Even if one is brave enough to ask a somewhat critical question, it is really easy for an experienced speaker to ignore the question, talk for 5 minutes about something unrelated until everyone has forgotten the question. Moreover, most authors do not have the time to answer questions to their papers, because they have to publish new papers. In addition, if someone finds some error in a paper this means nothing but trouble for the author and zero reward. Hence, if a student finds something unclear or stumbles upon an error, he has almost no way of reporting or discussing it.
Therefore, a huge step forward would be if comments would be allowed below arxiv preprints. This way, authors would only need to answer questions once, get more feedback about what parts are unclear and, in addition, readers could help each other.
This would also help to display how people really think about given papers, because nowadays comments on theories or models are really rare, because they have to appear as a fully polished paper.

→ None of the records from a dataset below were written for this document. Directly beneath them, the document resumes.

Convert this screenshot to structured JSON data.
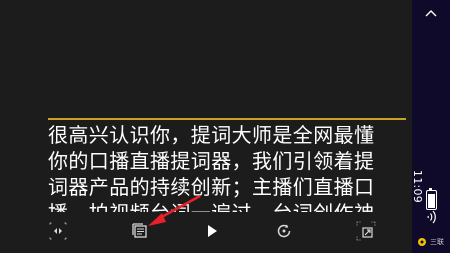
{
  "teleprompter": {
    "lines": [
      "很高兴认识你，提词大师是全网最懂",
      "你的口播直播提词器，我们引领着提",
      "词器产品的持续创新；主播们直播口",
      "播、拍视频台词一遍过，台词创作神"
    ]
  },
  "colors": {
    "background": "#1c1c1c",
    "guide_line": "#c9a227",
    "annotation_arrow": "#e8202a",
    "system_bar": "#0f0a2a"
  },
  "toolbar": {
    "icons": [
      "mirror-flip-icon",
      "script-list-icon",
      "play-icon",
      "rotate-icon",
      "resize-icon"
    ]
  },
  "system": {
    "time": "11:09",
    "battery_level": 0.8,
    "badge": "三联"
  }
}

I disagree with you that this is a discussion that should only be held privately to protect funding. What has actually been happening over the past decade or so is that as the problems with string theory and SUSY have become more apparent, the refusal to publicly admit this, and the choice to start adopting multiverse pseudo-science instead, has damaged the interest of HEP theorists immensely. Look at it this way, if you’re a non-HEP physicist trying to decide whether to hire in HEP theory, having HEP theorists saying that past ideas haven’t worked out, but they’re moving on and trying to find new ones is not a strong case to hire them, but it’s something. If instead you’re being asked to hire people who refuse to admit that what they’ve been working on doesn’t work, you’ve got a very strong case not to hire them. I think Turok has it right: make lemonade.